_PROMPT:_ Which lines in the records below contain the word "favicon"? Return each of them.

_GIVEN RECORDS:_

-----

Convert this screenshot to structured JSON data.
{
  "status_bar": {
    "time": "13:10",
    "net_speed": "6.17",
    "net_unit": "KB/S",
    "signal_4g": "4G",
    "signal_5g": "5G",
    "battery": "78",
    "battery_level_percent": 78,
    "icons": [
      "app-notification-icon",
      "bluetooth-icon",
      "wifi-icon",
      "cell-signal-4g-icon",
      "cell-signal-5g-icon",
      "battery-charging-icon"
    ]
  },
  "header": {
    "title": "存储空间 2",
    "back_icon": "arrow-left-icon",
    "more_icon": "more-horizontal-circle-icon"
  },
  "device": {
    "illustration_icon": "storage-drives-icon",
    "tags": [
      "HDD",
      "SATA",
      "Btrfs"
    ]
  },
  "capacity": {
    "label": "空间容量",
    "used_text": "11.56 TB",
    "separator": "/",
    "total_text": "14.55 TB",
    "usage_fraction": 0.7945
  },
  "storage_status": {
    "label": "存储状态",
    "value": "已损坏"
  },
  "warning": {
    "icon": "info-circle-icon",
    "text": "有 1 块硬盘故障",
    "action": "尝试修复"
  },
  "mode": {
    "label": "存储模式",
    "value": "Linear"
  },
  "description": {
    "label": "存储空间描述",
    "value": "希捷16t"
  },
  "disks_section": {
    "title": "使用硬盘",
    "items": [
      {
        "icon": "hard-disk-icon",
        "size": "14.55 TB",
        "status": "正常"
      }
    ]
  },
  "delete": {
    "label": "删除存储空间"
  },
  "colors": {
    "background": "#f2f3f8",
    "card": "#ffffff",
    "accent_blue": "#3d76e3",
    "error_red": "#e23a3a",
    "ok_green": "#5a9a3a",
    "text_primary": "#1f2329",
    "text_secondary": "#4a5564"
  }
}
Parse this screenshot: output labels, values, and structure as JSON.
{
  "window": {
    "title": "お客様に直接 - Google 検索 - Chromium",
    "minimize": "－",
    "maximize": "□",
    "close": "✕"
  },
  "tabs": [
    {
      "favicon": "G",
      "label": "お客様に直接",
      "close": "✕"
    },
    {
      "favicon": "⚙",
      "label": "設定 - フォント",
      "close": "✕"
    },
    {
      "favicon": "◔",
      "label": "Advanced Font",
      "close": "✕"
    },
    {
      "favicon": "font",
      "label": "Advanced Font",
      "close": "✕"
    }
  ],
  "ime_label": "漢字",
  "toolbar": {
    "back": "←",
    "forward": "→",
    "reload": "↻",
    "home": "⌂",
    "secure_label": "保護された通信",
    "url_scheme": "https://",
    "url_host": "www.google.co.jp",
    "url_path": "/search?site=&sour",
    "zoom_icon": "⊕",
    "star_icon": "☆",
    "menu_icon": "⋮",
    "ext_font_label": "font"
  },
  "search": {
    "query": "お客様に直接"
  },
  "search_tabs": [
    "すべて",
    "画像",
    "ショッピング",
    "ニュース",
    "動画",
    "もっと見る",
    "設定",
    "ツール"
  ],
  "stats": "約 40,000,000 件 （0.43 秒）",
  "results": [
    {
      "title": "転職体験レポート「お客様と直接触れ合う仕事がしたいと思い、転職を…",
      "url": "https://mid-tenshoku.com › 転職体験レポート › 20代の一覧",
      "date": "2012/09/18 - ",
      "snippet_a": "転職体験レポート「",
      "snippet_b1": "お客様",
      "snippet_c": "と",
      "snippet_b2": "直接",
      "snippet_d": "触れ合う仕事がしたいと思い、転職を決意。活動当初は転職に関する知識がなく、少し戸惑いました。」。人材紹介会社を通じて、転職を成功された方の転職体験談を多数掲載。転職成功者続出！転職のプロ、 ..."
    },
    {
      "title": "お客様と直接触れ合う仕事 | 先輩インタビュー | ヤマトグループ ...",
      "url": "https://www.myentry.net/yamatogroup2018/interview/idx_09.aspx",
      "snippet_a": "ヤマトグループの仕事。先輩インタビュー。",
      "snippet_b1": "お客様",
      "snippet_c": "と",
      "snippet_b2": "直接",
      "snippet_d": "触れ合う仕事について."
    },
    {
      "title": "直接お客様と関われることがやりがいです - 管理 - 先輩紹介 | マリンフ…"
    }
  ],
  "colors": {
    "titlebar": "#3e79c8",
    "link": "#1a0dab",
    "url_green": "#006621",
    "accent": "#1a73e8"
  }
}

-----

_EXERCISE RESULT:_
      "favicon": "G",
      "favicon": "⚙",
      "favicon": "◔",
      "favicon": "font",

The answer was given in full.